Union Station’s board and staff recognize that leasing office space inside the Station is another important way to stabilize the Station’s sustainability. Within months, several key civic organizations embrace Union Station as their new home—including the Kansas City Chamber of Commerce, Kansas City Area Development Council, Kansas City Area Life Sciences, Kansas City Election Board, and UMKC professional development.
Science City begins an upgrading plan when Burns & McDonnell invest $1.25 million in new exhibits and sponsors The Battle of the Brains contest to get area schools involved in designing another new exhibit.
Burns & McDonnell and Science City launched the inaugural Battle of the Brains contest. This first year, 560 entries came from 128 schools in 35 area school districts. Over 2,500 students—focused on big STEM topics—competed to have their ideas come to life as the next new interactive exhibit at Kansas City’s Science Center – Science City at Union Station. Battle of the Brains has grown and flourished in subsequent years and now supports the ongoing re-imagination of our world-class center.
Science City welcomes the new Science on a Sphere exhibit featuring a giant hanging sphere that projects images across the sphere and shares programs in earth science, planetary science, nature and weather patterns and other science topics.
In June 2012, Union Station offered a lasting tribute to Mr. Michael R. Haverty—past Chairman of the Union Station Board and Chairman of Kansas City Southern Railway — by renaming the pedestrian bridge that links Union Station with the Freight House and Crossroads Districts. The bridge is now known as the Michael R. Haverty Freight House Bridge.
Science City opens The Science of Energy, which was the winning entry from the Battle of the Brains competition, and was designed by students from Olathe North High School.

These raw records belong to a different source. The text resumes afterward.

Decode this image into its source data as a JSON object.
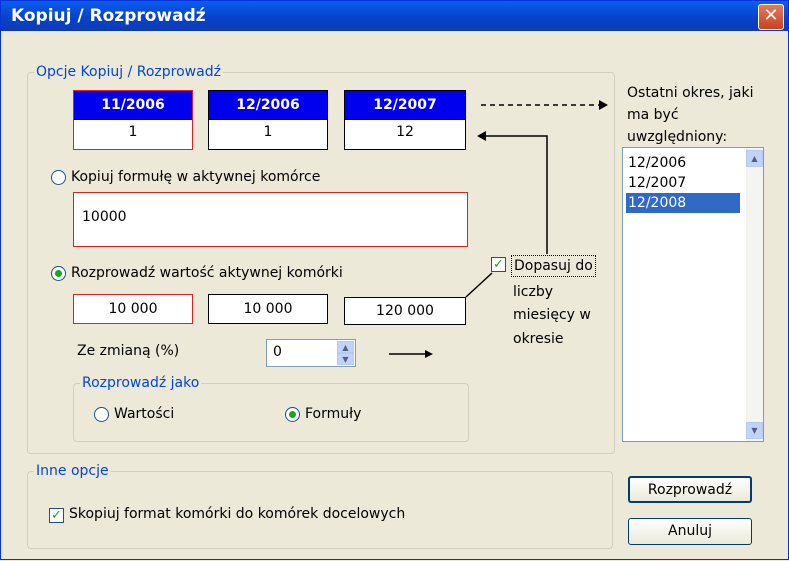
{
  "window": {
    "title": "Kopiuj / Rozprowadź",
    "close_glyph": "✕"
  },
  "main_group": {
    "legend": "Opcje Kopiuj / Rozprowadź"
  },
  "periods": [
    {
      "label": "11/2006",
      "value": "1"
    },
    {
      "label": "12/2006",
      "value": "1"
    },
    {
      "label": "12/2007",
      "value": "12"
    }
  ],
  "copy_formula": {
    "label": "Kopiuj formułę w aktywnej komórce",
    "value": "10000",
    "selected": false
  },
  "distribute": {
    "label": "Rozprowadź wartość aktywnej komórki",
    "selected": true,
    "values": [
      "10 000",
      "10 000",
      "120 000"
    ]
  },
  "adjust": {
    "label_lines": [
      "Dopasuj do",
      "liczby",
      "miesięcy w",
      "okresie"
    ],
    "checked": true
  },
  "change": {
    "label": "Ze zmianą (%)",
    "value": "0"
  },
  "distribute_as": {
    "legend": "Rozprowadź jako",
    "options": [
      {
        "label": "Wartości",
        "selected": false
      },
      {
        "label": "Formuły",
        "selected": true
      }
    ]
  },
  "last_period": {
    "label_lines": [
      "Ostatni okres, jaki",
      "ma być",
      "uwzględniony:"
    ],
    "items": [
      {
        "label": "12/2006",
        "selected": false
      },
      {
        "label": "12/2007",
        "selected": false
      },
      {
        "label": "12/2008",
        "selected": true
      }
    ]
  },
  "other_options": {
    "legend": "Inne opcje",
    "copy_format_label": "Skopiuj format komórki do komórek docelowych",
    "copy_format_checked": true
  },
  "buttons": {
    "distribute": "Rozprowadź",
    "cancel": "Anuluj"
  },
  "icons": {
    "spinner": "spinner-icon",
    "check": "check-icon"
  },
  "colors": {
    "title_blue": "#0743c9",
    "header_blue": "#0000ee",
    "highlight_red": "#e02020",
    "selection": "#316ac5"
  }
}
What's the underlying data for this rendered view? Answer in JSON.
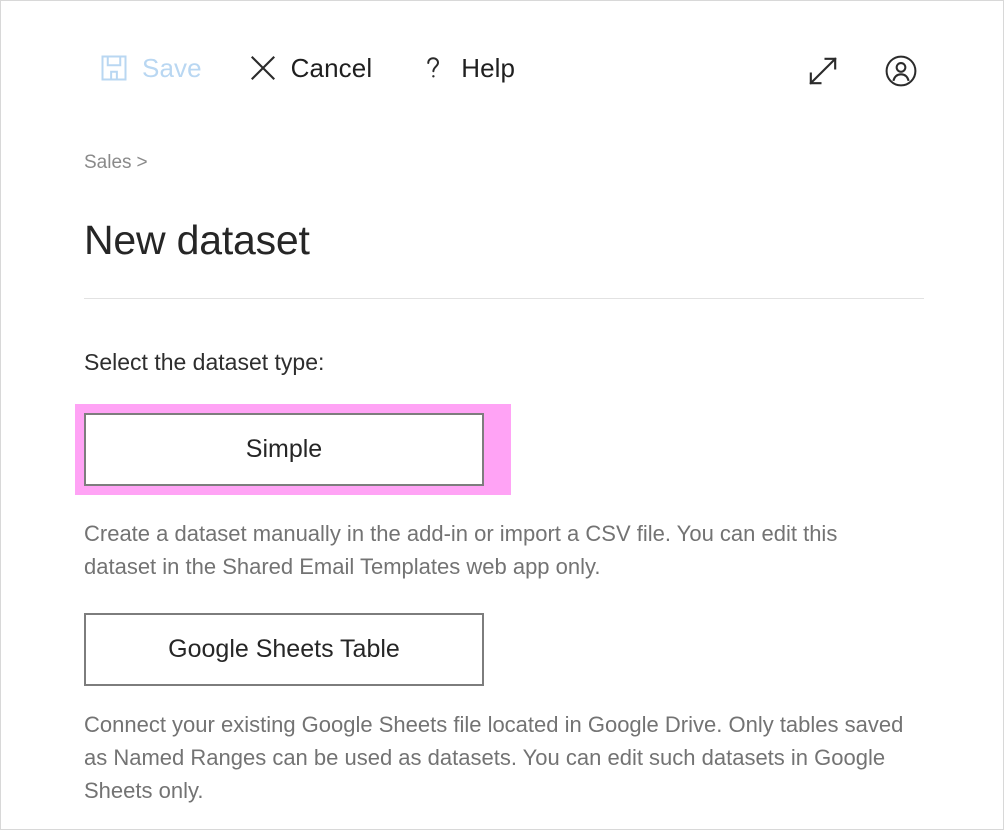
{
  "colors": {
    "highlight_pink": "#ffa3f5",
    "disabled_blue": "#b9d7f2",
    "text_dark": "#262626",
    "text_gray": "#737373",
    "border_gray": "#7d7d7d",
    "frame_gray": "#d8d8d8"
  },
  "commandbar": {
    "items": [
      {
        "id": "save",
        "label": "Save",
        "icon": "save-icon",
        "disabled": true
      },
      {
        "id": "cancel",
        "label": "Cancel",
        "icon": "cancel-icon",
        "disabled": false
      },
      {
        "id": "help",
        "label": "Help",
        "icon": "help-icon",
        "disabled": false
      }
    ],
    "right_items": [
      {
        "id": "expand",
        "icon": "expand-diagonal-icon"
      },
      {
        "id": "account",
        "icon": "account-circle-icon"
      }
    ]
  },
  "breadcrumb": {
    "parent": "Sales",
    "separator": ">"
  },
  "page": {
    "title": "New dataset",
    "section_label": "Select the dataset type:"
  },
  "options": [
    {
      "id": "simple",
      "label": "Simple",
      "highlighted": true,
      "description": "Create a dataset manually in the add-in or import a CSV file. You can edit this dataset in the Shared Email Templates web app only."
    },
    {
      "id": "google-sheets-table",
      "label": "Google Sheets Table",
      "highlighted": false,
      "description": "Connect your existing Google Sheets file located in Google Drive. Only tables saved as Named Ranges can be used as datasets. You can edit such datasets in Google Sheets only."
    }
  ]
}
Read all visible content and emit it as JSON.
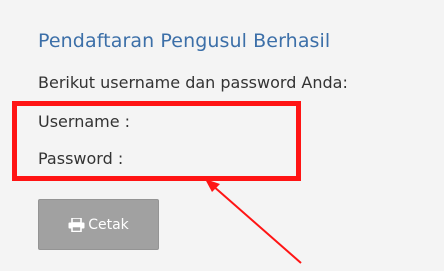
{
  "confirmation": {
    "title": "Pendaftaran Pengusul Berhasil",
    "intro": "Berikut username dan password Anda:",
    "username_label": "Username :",
    "password_label": "Password :"
  },
  "actions": {
    "print_label": "Cetak",
    "print_icon": "printer-icon"
  },
  "colors": {
    "title": "#3c6fa8",
    "text": "#333333",
    "highlight": "#ff1414",
    "button": "#a1a1a1",
    "background": "#f4f4f4"
  }
}
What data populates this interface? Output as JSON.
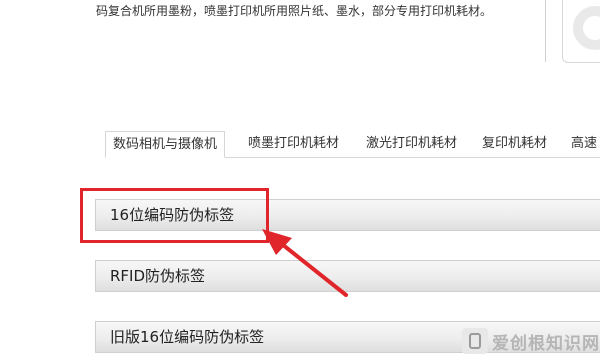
{
  "intro_text": "码复合机所用墨粉，喷墨打印机所用照片纸、墨水，部分专用打印机耗材。",
  "tabs": [
    {
      "label": "数码相机与摄像机",
      "active": true
    },
    {
      "label": "喷墨打印机耗材",
      "active": false
    },
    {
      "label": "激光打印机耗材",
      "active": false
    },
    {
      "label": "复印机耗材",
      "active": false
    },
    {
      "label": "高速",
      "active": false
    }
  ],
  "sections": [
    {
      "label": "16位编码防伪标签"
    },
    {
      "label": "RFID防伪标签"
    },
    {
      "label": "旧版16位编码防伪标签"
    }
  ],
  "annotation": {
    "color": "#e0262b",
    "target": "16位编码防伪标签"
  },
  "watermark": {
    "text": "爱创根知识网"
  }
}
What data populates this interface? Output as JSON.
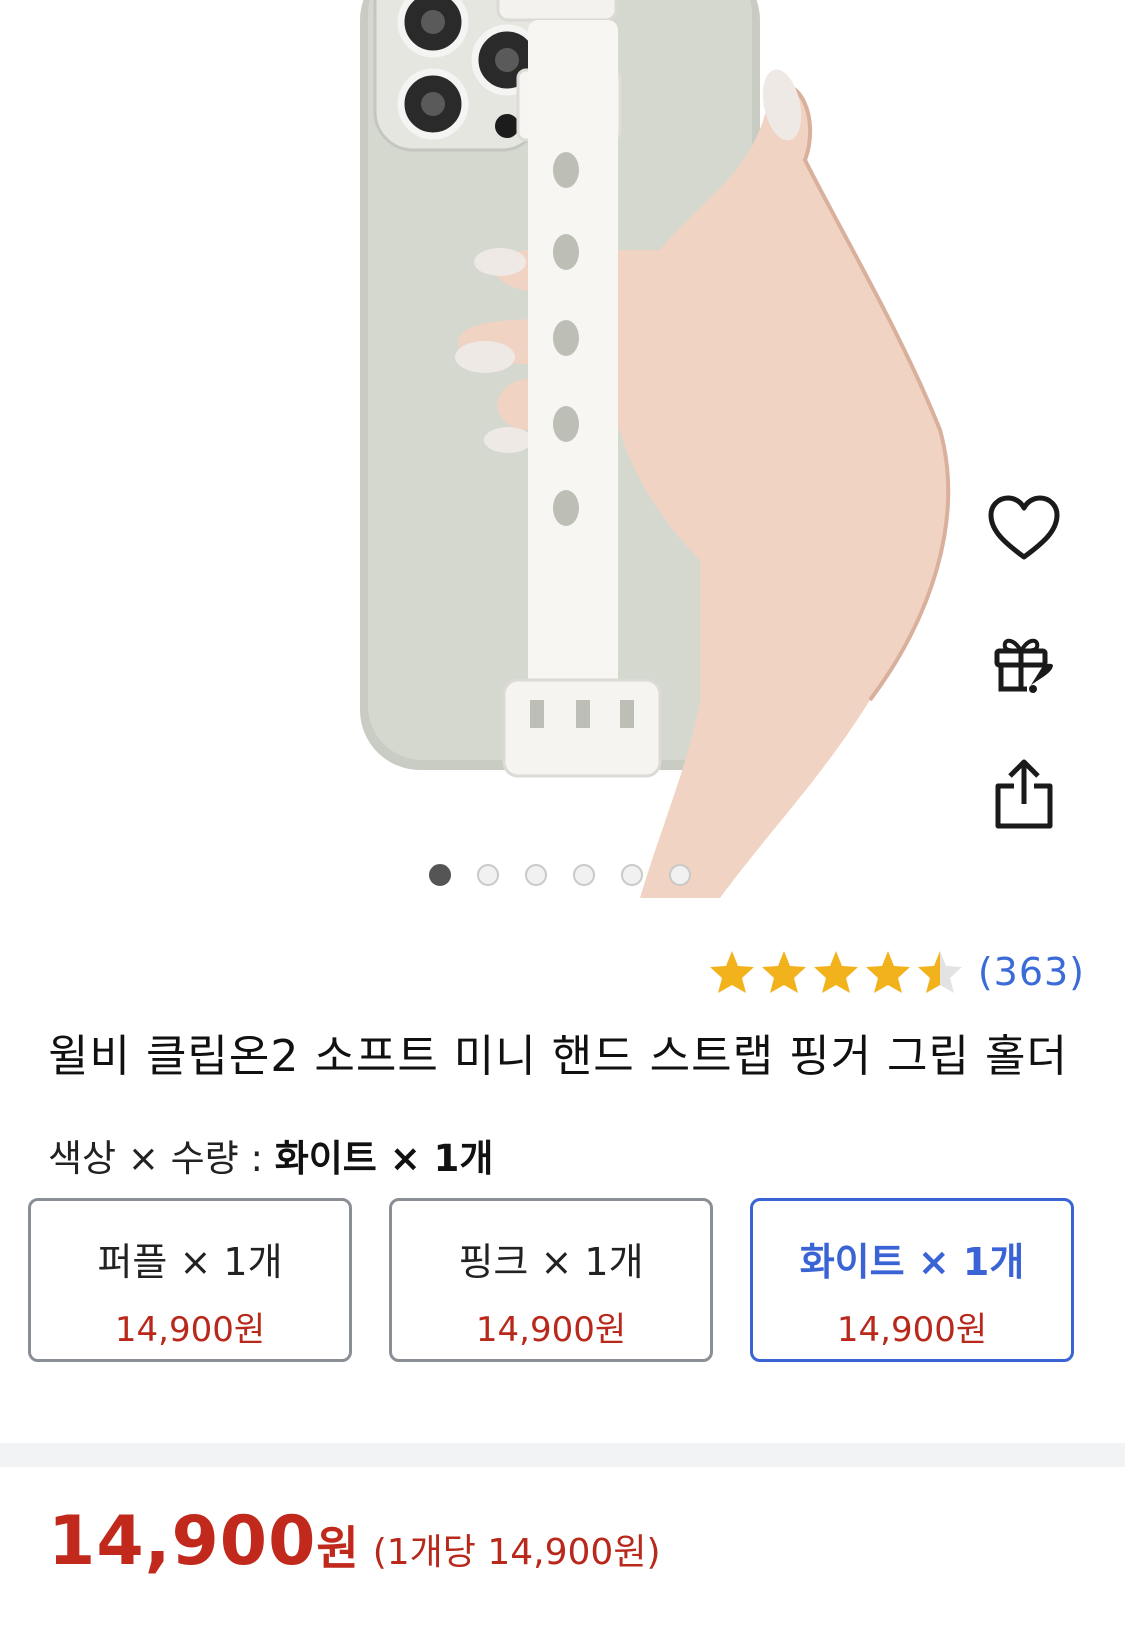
{
  "hero": {
    "image_alt": "phone with white finger strap held in hand",
    "actions": [
      {
        "name": "heart-icon"
      },
      {
        "name": "gift-icon"
      },
      {
        "name": "share-icon"
      }
    ],
    "carousel": {
      "count": 6,
      "active": 1
    }
  },
  "product": {
    "rating": 4.5,
    "review_count": "(363)",
    "title": "윌비 클립온2 소프트 미니 핸드 스트랩 핑거 그립 홀더"
  },
  "option_summary": {
    "label": "색상 × 수량 : ",
    "selected": "화이트 × 1개"
  },
  "options": [
    {
      "name": "퍼플 × 1개",
      "price": "14,900원",
      "selected": false
    },
    {
      "name": "핑크 × 1개",
      "price": "14,900원",
      "selected": false
    },
    {
      "name": "화이트 × 1개",
      "price": "14,900원",
      "selected": true
    }
  ],
  "price": {
    "amount": "14,900",
    "currency": "원",
    "unit_price": "(1개당 14,900원)"
  },
  "colors": {
    "accent_blue": "#3a63d6",
    "price_red": "#c0291c",
    "star": "#f2b21c"
  }
}
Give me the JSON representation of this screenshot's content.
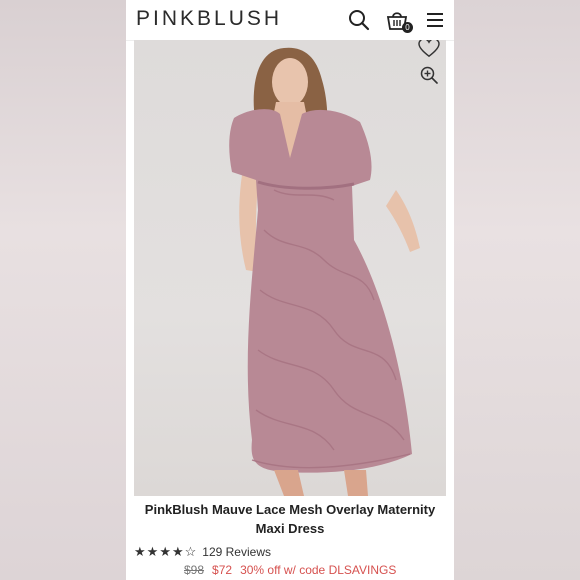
{
  "brand": {
    "logo_text": "PINKBLUSH"
  },
  "header": {
    "cart_count": "0"
  },
  "icons": {
    "search": "search-icon",
    "cart": "shopping-bag-icon",
    "menu": "hamburger-menu-icon",
    "favorite": "heart-icon",
    "zoom": "zoom-in-icon"
  },
  "product": {
    "title": "PinkBlush Mauve Lace Mesh Overlay Maternity Maxi Dress",
    "rating": 4.5,
    "reviews_label": "129 Reviews",
    "original_price": "$98",
    "sale_price": "$72",
    "promo": "30% off w/ code DLSAVINGS",
    "dress_color": "#b88995"
  }
}
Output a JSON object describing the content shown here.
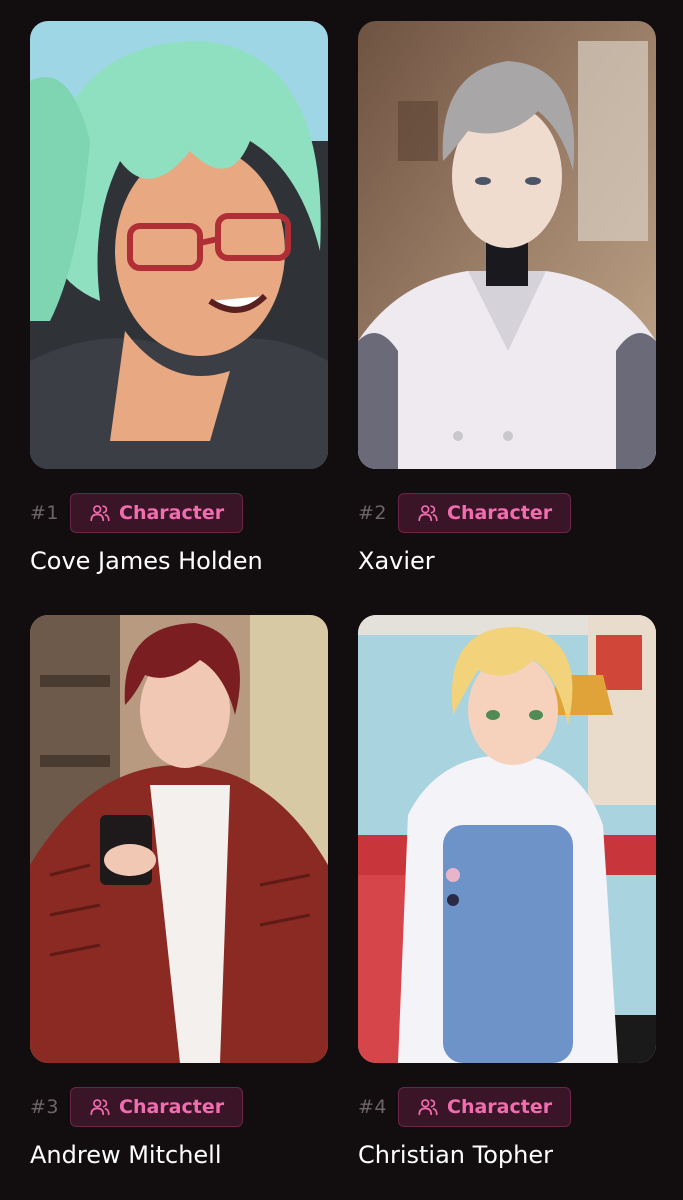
{
  "characters": [
    {
      "rank": "#1",
      "badge": "Character",
      "name": "Cove James Holden",
      "palette": {
        "bg": "#9fd6e6",
        "hair": "#8fe0c0",
        "skin": "#e8a882",
        "cloth": "#3b3f45",
        "accent": "#b02f36"
      }
    },
    {
      "rank": "#2",
      "badge": "Character",
      "name": "Xavier",
      "palette": {
        "bg": "#8a6a52",
        "hair": "#a9a6a8",
        "skin": "#f0dccf",
        "cloth": "#eeeaf0",
        "accent": "#1a1a1e"
      }
    },
    {
      "rank": "#3",
      "badge": "Character",
      "name": "Andrew Mitchell",
      "palette": {
        "bg": "#b89a80",
        "hair": "#7a1e22",
        "skin": "#f0c8b4",
        "cloth": "#8a2a22",
        "accent": "#f4f0ee"
      }
    },
    {
      "rank": "#4",
      "badge": "Character",
      "name": "Christian Topher",
      "palette": {
        "bg": "#a9d4df",
        "hair": "#f2d27a",
        "skin": "#f6d2bd",
        "cloth": "#6d93c9",
        "accent": "#f4f4f8"
      }
    }
  ],
  "theme": {
    "background": "#120e10",
    "badge_text": "#f26db0",
    "badge_bg": "#3a1527",
    "rank_text": "#6d6468"
  },
  "icons": {
    "badge_icon": "people-icon"
  }
}
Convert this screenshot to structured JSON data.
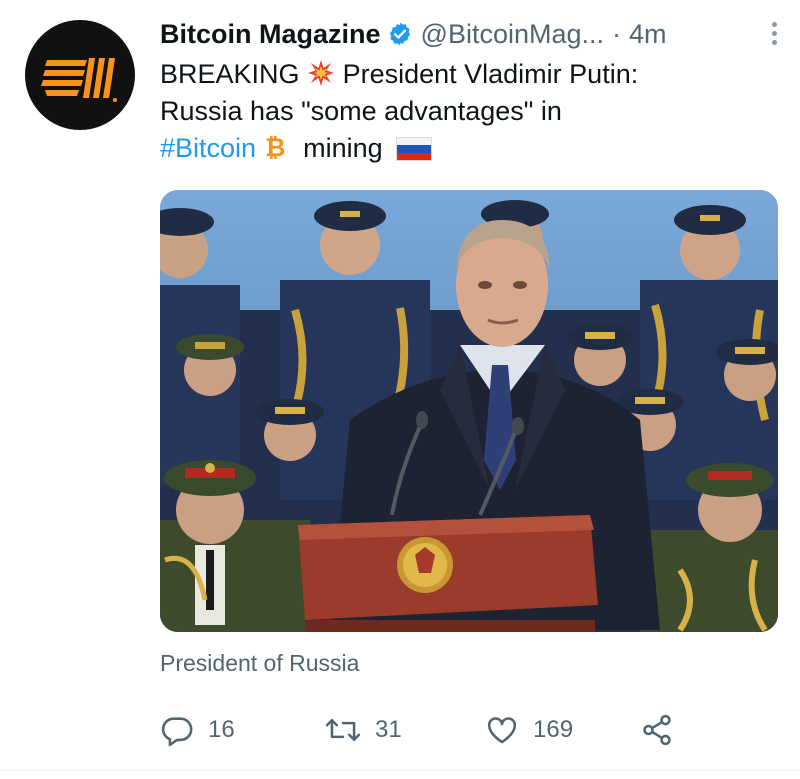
{
  "author": {
    "name": "Bitcoin Magazine",
    "handle": "@BitcoinMag...",
    "separator": "·",
    "time": "4m",
    "verified": true
  },
  "tweet": {
    "line1_text": "BREAKING",
    "line1_rest": "President Vladimir Putin:",
    "line2": "Russia has \"some advantages\" in",
    "hashtag": "#Bitcoin",
    "line3_rest": "mining"
  },
  "media": {
    "source_label": "President of Russia"
  },
  "actions": {
    "replies": "16",
    "retweets": "31",
    "likes": "169"
  },
  "colors": {
    "link": "#1d9bf0",
    "secondary_text": "#536471",
    "avatar_bg": "#111111",
    "logo_orange": "#f7931a"
  },
  "icons": [
    "bitcoin-magazine-logo",
    "verified-badge-icon",
    "more-icon",
    "collision-emoji",
    "bitcoin-emoji",
    "russia-flag-emoji",
    "reply-icon",
    "retweet-icon",
    "like-icon",
    "share-icon"
  ]
}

March 2013, the fully renovated Regnier Extreme Screen Theatre re-opens and begins offering nature films and first-run movies for the first time. The theatre is wired with a 1 gig connectivity, offering the opportunity for live streams on the large screen for special events.